> _Records contained in a dataset_:
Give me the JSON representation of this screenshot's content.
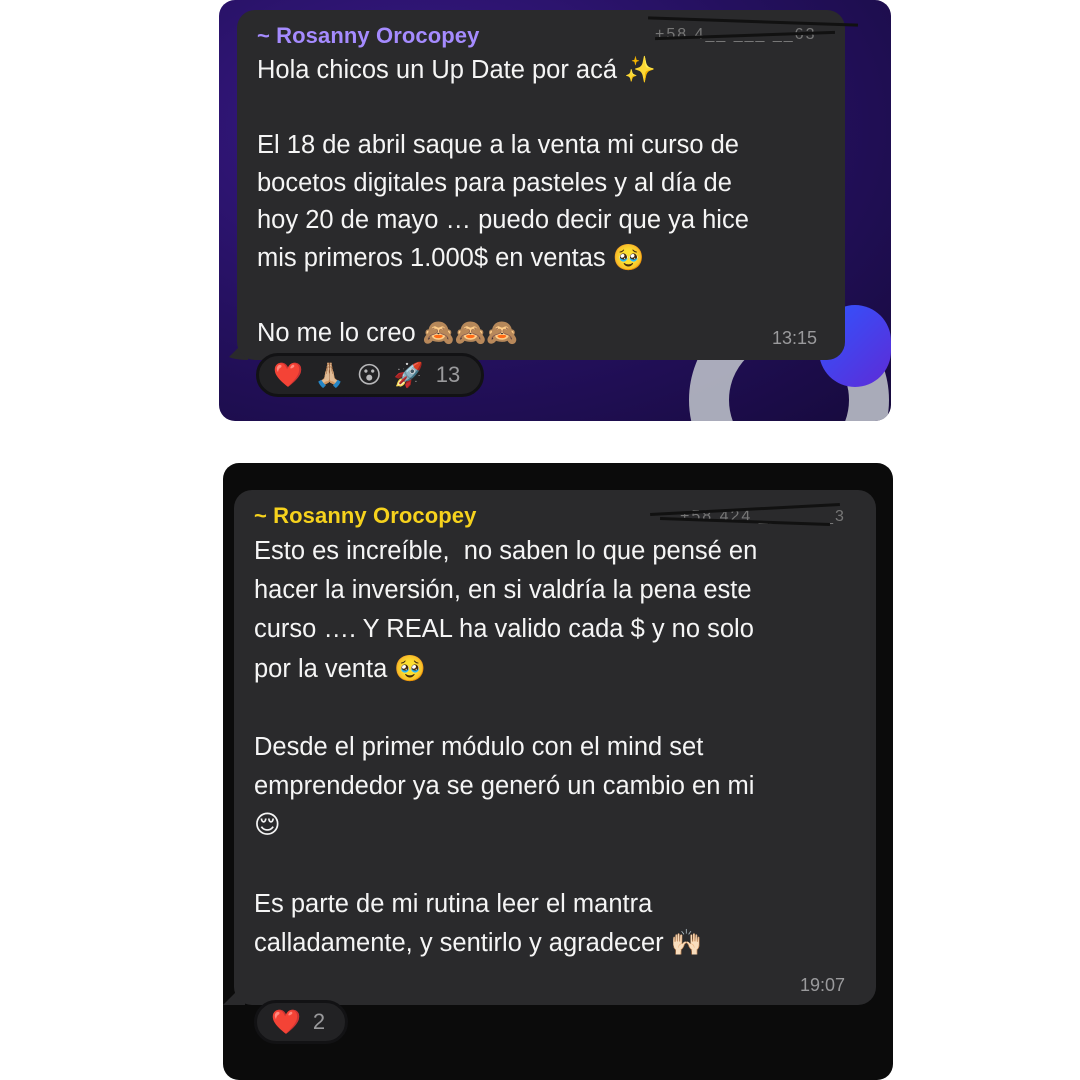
{
  "messages": [
    {
      "sender": "~ Rosanny Orocopey",
      "phone": "+58 4__ ___ __63",
      "text": "Hola chicos un Up Date por acá ✨\n\nEl 18 de abril saque a la venta mi curso de\nbocetos digitales para pasteles y al día de\nhoy 20 de mayo … puedo decir que ya hice\nmis primeros 1.000$ en ventas 🥹\n\nNo me lo creo 🙈🙈🙈",
      "time": "13:15",
      "reactions": [
        "❤️",
        "🙏🏼",
        "😮",
        "🚀"
      ],
      "reaction_count": "13"
    },
    {
      "sender": "~ Rosanny Orocopey",
      "phone": "+58 424 _______3",
      "text": "Esto es increíble,  no saben lo que pensé en\nhacer la inversión, en si valdría la pena este\ncurso …. Y REAL ha valido cada $ y no solo\npor la venta 🥹\n\nDesde el primer módulo con el mind set\nemprendedor ya se generó un cambio en mi\n😌\n\nEs parte de mi rutina leer el mantra\ncalladamente, y sentirlo y agradecer 🙌🏻",
      "time": "19:07",
      "reactions": [
        "❤️"
      ],
      "reaction_count": "2"
    }
  ],
  "colors": {
    "sender1": "#a58bff",
    "sender2": "#f6d21d",
    "bubble": "#2a2a2c",
    "bg1": "#24105e",
    "bg2": "#0b0b0b"
  }
}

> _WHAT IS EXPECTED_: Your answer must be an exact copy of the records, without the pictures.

> _EXERCISE OUTPUT_:
Give me the JSON representation of this screenshot's content.
{
  "messages": [
    {
      "sender": "~ Rosanny Orocopey",
      "phone": "+58 4__ ___ __63",
      "text": "Hola chicos un Up Date por acá ✨\n\nEl 18 de abril saque a la venta mi curso de\nbocetos digitales para pasteles y al día de\nhoy 20 de mayo … puedo decir que ya hice\nmis primeros 1.000$ en ventas 🥹\n\nNo me lo creo 🙈🙈🙈",
      "time": "13:15",
      "reactions": [
        "❤️",
        "🙏🏼",
        "😮",
        "🚀"
      ],
      "reaction_count": "13"
    },
    {
      "sender": "~ Rosanny Orocopey",
      "phone": "+58 424 _______3",
      "text": "Esto es increíble,  no saben lo que pensé en\nhacer la inversión, en si valdría la pena este\ncurso …. Y REAL ha valido cada $ y no solo\npor la venta 🥹\n\nDesde el primer módulo con el mind set\nemprendedor ya se generó un cambio en mi\n😌\n\nEs parte de mi rutina leer el mantra\ncalladamente, y sentirlo y agradecer 🙌🏻",
      "time": "19:07",
      "reactions": [
        "❤️"
      ],
      "reaction_count": "2"
    }
  ],
  "colors": {
    "sender1": "#a58bff",
    "sender2": "#f6d21d",
    "bubble": "#2a2a2c",
    "bg1": "#24105e",
    "bg2": "#0b0b0b"
  }
}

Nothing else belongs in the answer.